Over the years there have been many comments on the failings of the peer review system, and I have tried to capture the best of them on these pages. Perhaps the most perceptive is the comment of Erwin Chargaff in Chapter Seven which points out how repeated rejections by the Granting Agencies produce “Pavlovian effects and a general neurasthenia that are bound to damage science irreversibly”. I will say more about this here, but I cannot resist first telling you about Chargaff, and my brief encounter with him, since it illustrates well the pressures researchers are under to operate strictly according to the current fashion (“paradigm”), or suffer the consequences.
Erwin Chargaff was born in Austria in 1905 and grew up in Vienna where he received a classical education (1). Eventually he got into chemistry and emigrated to the USA in the 1930s where he obtained a position at Columbia University, in New York. It was in New York during the second world war that Avery and his colleagues at the Rockefeller University obtained clear evidence that DNA was the genetic material (2). Chargaff had already made many important research contributions relating to vitamins and blood clotting.
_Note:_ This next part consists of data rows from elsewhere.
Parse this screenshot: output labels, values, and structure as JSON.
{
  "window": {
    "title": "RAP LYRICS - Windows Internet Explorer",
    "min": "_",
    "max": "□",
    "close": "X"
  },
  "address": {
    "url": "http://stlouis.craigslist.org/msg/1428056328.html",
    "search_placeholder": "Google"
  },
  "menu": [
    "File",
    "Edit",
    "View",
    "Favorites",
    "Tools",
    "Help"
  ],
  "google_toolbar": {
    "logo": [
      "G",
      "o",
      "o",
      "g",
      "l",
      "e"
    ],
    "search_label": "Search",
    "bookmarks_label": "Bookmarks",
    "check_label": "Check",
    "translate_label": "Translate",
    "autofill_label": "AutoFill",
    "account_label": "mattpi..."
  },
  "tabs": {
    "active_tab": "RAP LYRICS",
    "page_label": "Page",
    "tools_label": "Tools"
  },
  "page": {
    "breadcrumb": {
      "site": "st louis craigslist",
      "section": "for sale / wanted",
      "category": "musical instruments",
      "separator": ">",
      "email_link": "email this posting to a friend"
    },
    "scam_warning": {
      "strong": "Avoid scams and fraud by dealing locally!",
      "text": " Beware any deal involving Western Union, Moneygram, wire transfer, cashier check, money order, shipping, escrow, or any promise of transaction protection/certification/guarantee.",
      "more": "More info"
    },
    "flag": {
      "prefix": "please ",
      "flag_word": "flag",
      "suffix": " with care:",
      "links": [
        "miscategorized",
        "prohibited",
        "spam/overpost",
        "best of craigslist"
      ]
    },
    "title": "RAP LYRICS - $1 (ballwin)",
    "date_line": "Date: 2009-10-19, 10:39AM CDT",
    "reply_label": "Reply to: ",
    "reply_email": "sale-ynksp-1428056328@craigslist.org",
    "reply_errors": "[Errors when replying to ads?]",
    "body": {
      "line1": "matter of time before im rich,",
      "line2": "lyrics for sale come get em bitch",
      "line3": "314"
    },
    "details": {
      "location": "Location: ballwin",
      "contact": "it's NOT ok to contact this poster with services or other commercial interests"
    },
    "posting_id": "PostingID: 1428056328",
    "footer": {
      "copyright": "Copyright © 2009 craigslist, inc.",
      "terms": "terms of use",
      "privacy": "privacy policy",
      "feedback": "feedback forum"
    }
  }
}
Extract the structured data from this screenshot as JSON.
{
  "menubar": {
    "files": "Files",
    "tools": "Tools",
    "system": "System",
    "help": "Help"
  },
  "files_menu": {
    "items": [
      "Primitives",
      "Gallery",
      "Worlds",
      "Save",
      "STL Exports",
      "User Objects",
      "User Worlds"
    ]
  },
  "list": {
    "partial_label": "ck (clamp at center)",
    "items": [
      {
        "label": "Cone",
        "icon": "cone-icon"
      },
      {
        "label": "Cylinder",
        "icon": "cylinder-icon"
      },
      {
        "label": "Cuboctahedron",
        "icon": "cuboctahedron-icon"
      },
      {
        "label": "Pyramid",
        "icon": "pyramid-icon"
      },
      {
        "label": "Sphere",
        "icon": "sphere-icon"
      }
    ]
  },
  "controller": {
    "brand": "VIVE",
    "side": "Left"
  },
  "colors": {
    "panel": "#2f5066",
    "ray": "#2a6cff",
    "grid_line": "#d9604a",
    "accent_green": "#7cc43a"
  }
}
Recognizing the importance of the new work, he switched fields and with his colleagues devised very sensitive methods of measuring the